TRANSLATIONAL RESEARCH IN RESPIRATORY DISEASES (RESP) PROGRAM
Harnessing the power of innate immunity
Stem cells are the marrow of the tuberculosis (TB) pandemic. A study led by Maziar Divangahi, PhD, found that not only can stem cells be targeted for protective vaccination, but they can also be hijacked by a pathogen to increase TB virulence.
Understanding how to harness the power of innate immunity is a promising novel avenue, not only for TB, but for other infectious diseases like COVID-19. Cell.
Sleep apnea treatment reduces heart problems in patients with prediabetes, a new study finds
Dr. Sushmita Pamidi’s team found that continuous positive airway pressure treatment at night can lower daytime resting heart rate in patients with prediabetes who have obstructive sleep apnea, reducing their risk of cardiovascular disease. J Am Heart Assoc.
Triage test for pulmonary tuberculosis
Deep learning-based radiological image analysis met WHO-recommended minimal accuracy for pulmonary tuberculosis triage tests. This could facilitate use of chest X‑rays in resource-limited settings.

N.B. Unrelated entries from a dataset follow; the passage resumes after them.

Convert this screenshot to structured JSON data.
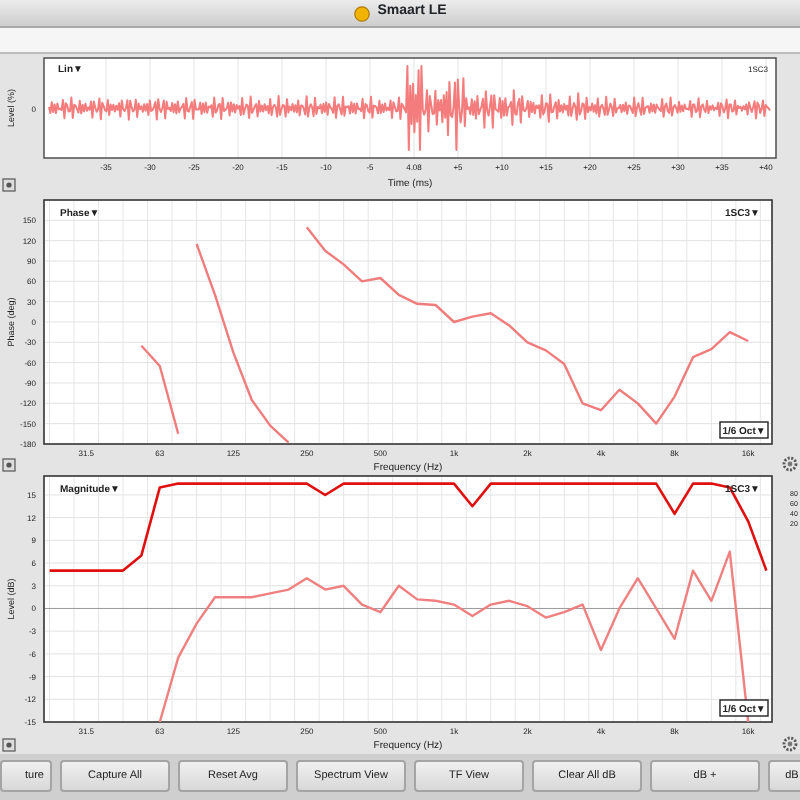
{
  "window": {
    "title": "Smaart LE"
  },
  "time_panel": {
    "mode": "Lin▼",
    "source": "1SC3",
    "ylabel": "Level (%)",
    "ytick": "0",
    "xlabel": "Time (ms)",
    "xticks": [
      "-35",
      "-30",
      "-25",
      "-20",
      "-15",
      "-10",
      "-5",
      "4.08",
      "+5",
      "+10",
      "+15",
      "+20",
      "+25",
      "+30",
      "+35",
      "+40"
    ]
  },
  "phase_panel": {
    "mode": "Phase▼",
    "source": "1SC3▼",
    "smoothing": "1/6 Oct▼",
    "chart_data": {
      "type": "line",
      "xlabel": "Frequency (Hz)",
      "ylabel": "Phase (deg)",
      "categories": [
        null,
        null,
        "31.5",
        null,
        null,
        null,
        "63",
        null,
        null,
        null,
        "125",
        null,
        null,
        null,
        "250",
        null,
        null,
        null,
        "500",
        null,
        null,
        null,
        "1k",
        null,
        null,
        null,
        "2k",
        null,
        null,
        null,
        "4k",
        null,
        null,
        null,
        "8k",
        null,
        null,
        null,
        "16k",
        null
      ],
      "series": [
        {
          "color": "#f07c7c",
          "values": [
            null,
            null,
            null,
            null,
            null,
            -35,
            -65,
            -165,
            115,
            40,
            -45,
            -115,
            -153,
            -178,
            140,
            105,
            85,
            60,
            65,
            40,
            27,
            25,
            0,
            8,
            13,
            -5,
            -30,
            -42,
            -62,
            -120,
            -130,
            -100,
            -120,
            -150,
            -110,
            -52,
            -40,
            -15,
            -28,
            null
          ]
        }
      ],
      "ylim": [
        -180,
        180
      ],
      "grid": true,
      "yticks": [
        150,
        120,
        90,
        60,
        30,
        0,
        -30,
        -60,
        -90,
        -120,
        -150,
        -180
      ]
    }
  },
  "magnitude_panel": {
    "mode": "Magnitude▼",
    "source": "1SC3▼",
    "smoothing": "1/6 Oct▼",
    "right_axis_labels": [
      "80",
      "60",
      "40",
      "20"
    ],
    "chart_data": {
      "type": "line",
      "xlabel": "Frequency (Hz)",
      "ylabel": "Level (dB)",
      "categories": [
        null,
        null,
        "31.5",
        null,
        null,
        null,
        "63",
        null,
        null,
        null,
        "125",
        null,
        null,
        null,
        "250",
        null,
        null,
        null,
        "500",
        null,
        null,
        null,
        "1k",
        null,
        null,
        null,
        "2k",
        null,
        null,
        null,
        "4k",
        null,
        null,
        null,
        "8k",
        null,
        null,
        null,
        "16k",
        null
      ],
      "series": [
        {
          "color": "#e01010",
          "values": [
            5,
            5,
            5,
            5,
            5,
            7,
            16,
            16.5,
            16.5,
            16.5,
            16.5,
            16.5,
            16.5,
            16.5,
            16.5,
            15,
            16.5,
            16.5,
            16.5,
            16.5,
            16.5,
            16.5,
            16.5,
            13.5,
            16.5,
            16.5,
            16.5,
            16.5,
            16.5,
            16.5,
            16.5,
            16.5,
            16.5,
            16.5,
            12.5,
            16.5,
            16.5,
            16,
            11.5,
            5
          ]
        },
        {
          "color": "#f08080",
          "values": [
            null,
            null,
            null,
            null,
            null,
            null,
            -15,
            -6.5,
            -2,
            1.5,
            1.5,
            1.5,
            2,
            2.5,
            4,
            2.5,
            3,
            0.5,
            -0.5,
            3,
            1.2,
            1,
            0.5,
            -1,
            0.5,
            1,
            0.3,
            -1.2,
            -0.5,
            0.5,
            -5.5,
            0,
            4,
            0,
            -4,
            5,
            1,
            7.5,
            -15,
            null
          ]
        }
      ],
      "ylim": [
        -15,
        17.5
      ],
      "grid": true,
      "yticks": [
        15,
        12,
        9,
        6,
        3,
        0,
        -3,
        -6,
        -9,
        -12,
        -15
      ]
    }
  },
  "buttons": [
    "ture",
    "Capture All",
    "Reset Avg",
    "Spectrum View",
    "TF View",
    "Clear All dB",
    "dB +",
    "dB"
  ]
}
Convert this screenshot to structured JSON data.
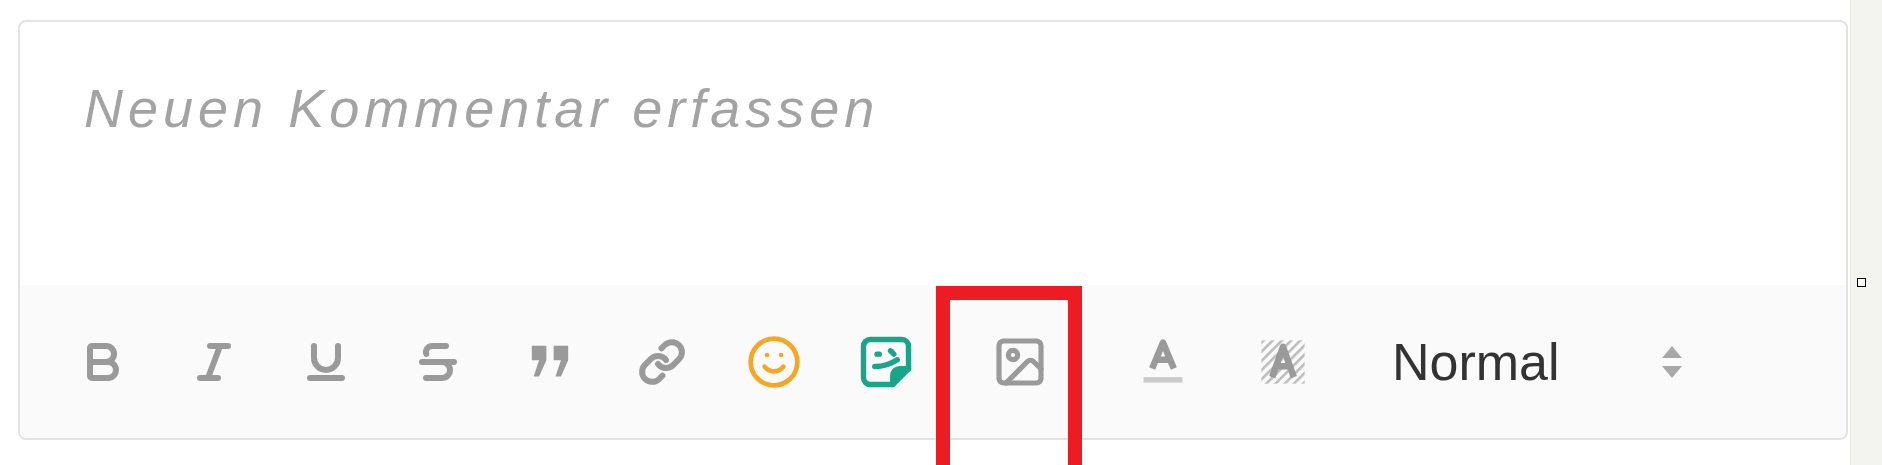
{
  "editor": {
    "placeholder": "Neuen Kommentar erfassen"
  },
  "toolbar": {
    "tools": [
      {
        "kind": "bold",
        "highlighted": false
      },
      {
        "kind": "italic",
        "highlighted": false
      },
      {
        "kind": "underline",
        "highlighted": false
      },
      {
        "kind": "strike",
        "highlighted": false
      },
      {
        "kind": "quote",
        "highlighted": false
      },
      {
        "kind": "link",
        "highlighted": false
      },
      {
        "kind": "emoji",
        "highlighted": false
      },
      {
        "kind": "sticker",
        "highlighted": false
      },
      {
        "kind": "image",
        "highlighted": true
      },
      {
        "kind": "color",
        "highlighted": false
      },
      {
        "kind": "background",
        "highlighted": false
      }
    ],
    "format_select": {
      "value": "Normal"
    }
  }
}
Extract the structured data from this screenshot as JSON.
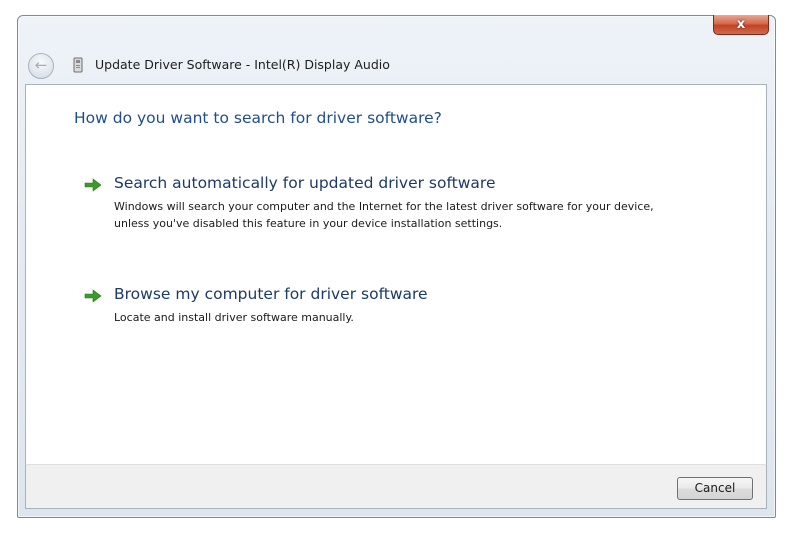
{
  "window": {
    "title": "Update Driver Software - Intel(R) Display Audio",
    "close_label": "x"
  },
  "main": {
    "heading": "How do you want to search for driver software?",
    "options": [
      {
        "title": "Search automatically for updated driver software",
        "description": "Windows will search your computer and the Internet for the latest driver software for your device, unless you've disabled this feature in your device installation settings."
      },
      {
        "title": "Browse my computer for driver software",
        "description": "Locate and install driver software manually."
      }
    ]
  },
  "footer": {
    "cancel_label": "Cancel"
  },
  "icons": {
    "back": "back-arrow-icon",
    "device": "device-icon",
    "option_arrow": "green-arrow-icon"
  },
  "colors": {
    "heading": "#1f4e8c",
    "option_title": "#1d3a66",
    "arrow": "#3a9a2a",
    "close_button": "#c24327"
  }
}
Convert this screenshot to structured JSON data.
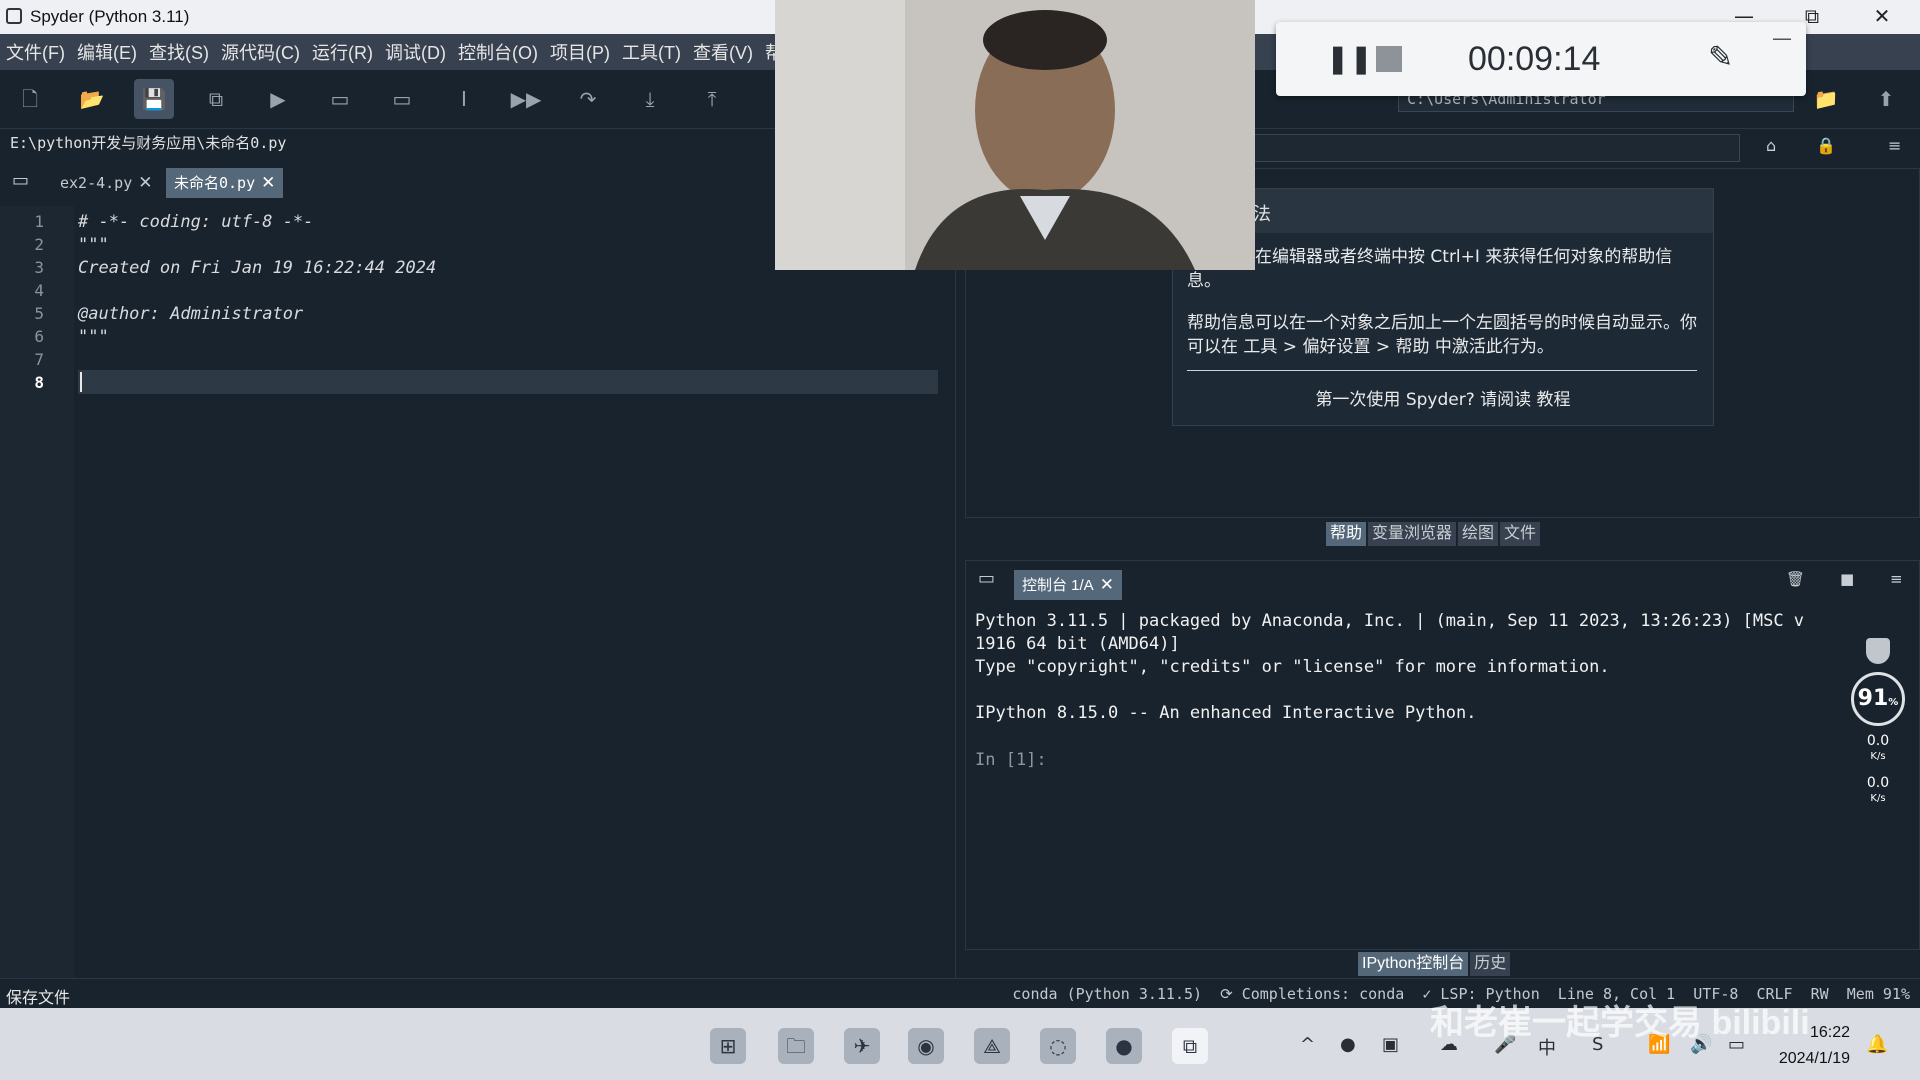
{
  "window": {
    "title": "Spyder (Python 3.11)",
    "minimize": "—",
    "maximize": "⧉",
    "close": "✕"
  },
  "menu": [
    "文件(F)",
    "编辑(E)",
    "查找(S)",
    "源代码(C)",
    "运行(R)",
    "调试(D)",
    "控制台(O)",
    "项目(P)",
    "工具(T)",
    "查看(V)",
    "帮助(H"
  ],
  "toolbar": {
    "icons": [
      "new-file-icon",
      "open-file-icon",
      "save-icon",
      "save-all-icon",
      "run-icon",
      "run-cell-icon",
      "run-cell-advance-icon",
      "run-selection-icon",
      "debug-icon",
      "step-icon",
      "step-into-icon",
      "step-return-icon"
    ],
    "cwd": "C:\\Users\\Administrator"
  },
  "editor": {
    "path": "E:\\python开发与财务应用\\未命名0.py",
    "tabs": [
      {
        "label": "ex2-4.py",
        "active": false
      },
      {
        "label": "未命名0.py",
        "active": true
      }
    ],
    "lines": [
      "# -*- coding: utf-8 -*-",
      "\"\"\"",
      "Created on Fri Jan 19 16:22:44 2024",
      "",
      "@author: Administrator",
      "\"\"\"",
      "",
      ""
    ],
    "line_numbers": [
      "1",
      "2",
      "3",
      "4",
      "5",
      "6",
      "7",
      "8"
    ],
    "current_line": 8
  },
  "help": {
    "title_fragment": "法",
    "para1": "可以通过在编辑器或者终端中按 Ctrl+I 来获得任何对象的帮助信息。",
    "para2": "帮助信息可以在一个对象之后加上一个左圆括号的时候自动显示。你可以在 工具 > 偏好设置 > 帮助 中激活此行为。",
    "tutorial": "第一次使用 Spyder? 请阅读 教程",
    "tabs": [
      "帮助",
      "变量浏览器",
      "绘图",
      "文件"
    ]
  },
  "console": {
    "tab": "控制台 1/A",
    "lines": [
      "Python 3.11.5 | packaged by Anaconda, Inc. | (main, Sep 11 2023, 13:26:23) [MSC v",
      "1916 64 bit (AMD64)]",
      "Type \"copyright\", \"credits\" or \"license\" for more information.",
      "",
      "IPython 8.15.0 -- An enhanced Interactive Python."
    ],
    "prompt": "In [1]:",
    "tabs": [
      "IPython控制台",
      "历史"
    ]
  },
  "status": {
    "left": "保存文件",
    "right": "conda (Python 3.11.5)  ⟳ Completions: conda  ✓ LSP: Python  Line 8, Col 1  UTF-8  CRLF  RW  Mem 91%"
  },
  "recorder": {
    "timer": "00:09:14"
  },
  "monitor": {
    "cpu": "91",
    "cpu_unit": "%",
    "up": "0.0",
    "down": "0.0",
    "rate_unit": "K/s"
  },
  "taskbar": {
    "time": "16:22",
    "date": "2024/1/19",
    "ime": "中"
  },
  "watermark": "和老崔一起学交易 bilibili"
}
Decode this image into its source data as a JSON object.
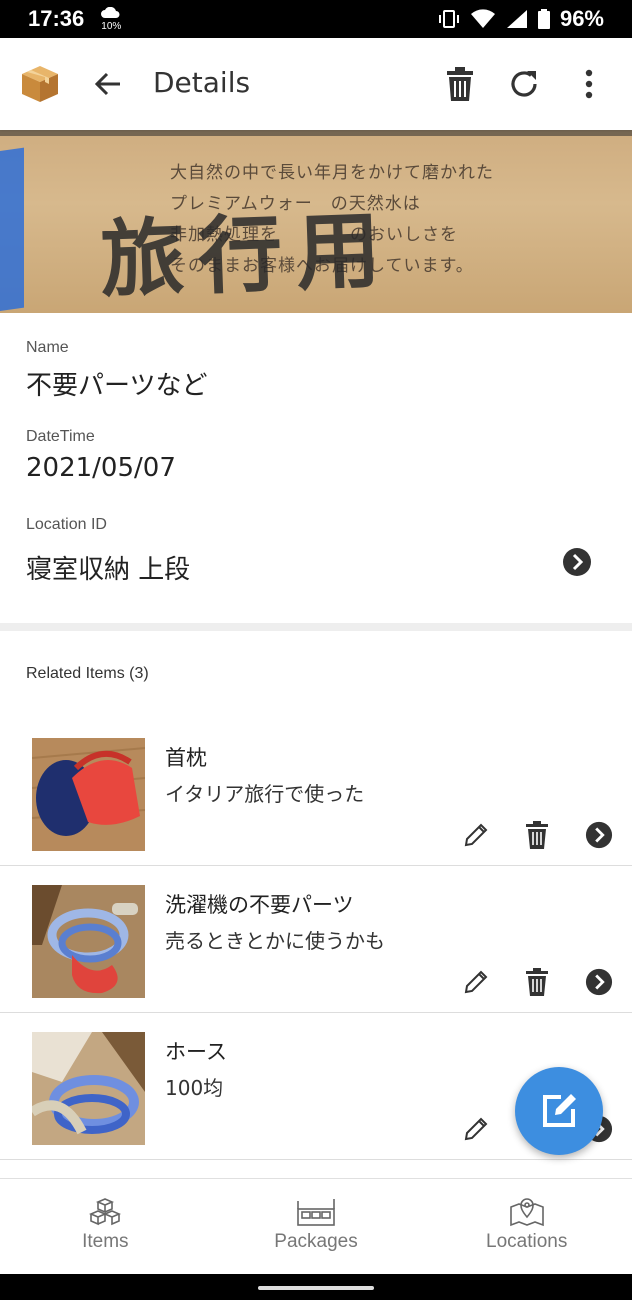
{
  "status": {
    "time": "17:36",
    "weather_pct": "10%",
    "battery": "96%"
  },
  "header": {
    "title": "Details"
  },
  "hero": {
    "printed_lines": [
      "大自然の中で長い年月をかけて磨かれた",
      "プレミアムウォー　の天然水は",
      "非加熱処理を　　　　のおいしさを",
      "そのままお客様へお届けしています。"
    ],
    "handwriting": "旅行用"
  },
  "details": {
    "name_label": "Name",
    "name_value": "不要パーツなど",
    "datetime_label": "DateTime",
    "datetime_value": "2021/05/07",
    "location_label": "Location ID",
    "location_value": "寝室収納 上段"
  },
  "related": {
    "title": "Related Items (3)",
    "items": [
      {
        "title": "首枕",
        "subtitle": "イタリア旅行で使った"
      },
      {
        "title": "洗濯機の不要パーツ",
        "subtitle": "売るときとかに使うかも"
      },
      {
        "title": "ホース",
        "subtitle": "100均"
      }
    ]
  },
  "nav": {
    "items": [
      {
        "label": "Items"
      },
      {
        "label": "Packages"
      },
      {
        "label": "Locations"
      }
    ]
  },
  "colors": {
    "accent": "#3d8ee0",
    "icon": "#333333"
  }
}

RESP Program researchers Faiz Ahmad Khan, MD, MPH (first author), Andrea Benedetti, PhD, and Dick Menzies, MD, were co-authors of the study. Lancet Digit Health.
Selected news links
- Sleep apnea treatment reduces heart problems in patients with prediabetes, a new study finds
- Stem cells are the marrow of the TB pandemic, which still kills one person every 22 seconds
- Old drug, new therapy: RI-MUHC-sponsored phase III clinical trial ready to test repurposed dapsone to tone down lung inflammation caused by COVID-19: Reformulated and patented version of well-known generic drug could prove to be a quick, safe and cost-eff
- Nip it in the bud: New study will attack SARS-Cov2 where it multiplies RI-MUHC researchers initiate a clinical trial of ciclesonide to possibly prevent mild cases of COVID-19 from worsening
- Could a different testing strategy reduce healthcare workers’ isolation after unprotected exposure to a confirmed case of COVID-19?
- Saliva samples for COVID-19 testing: as good as nasopharyngeal swabs, but cheaper
- MORE RESP Program news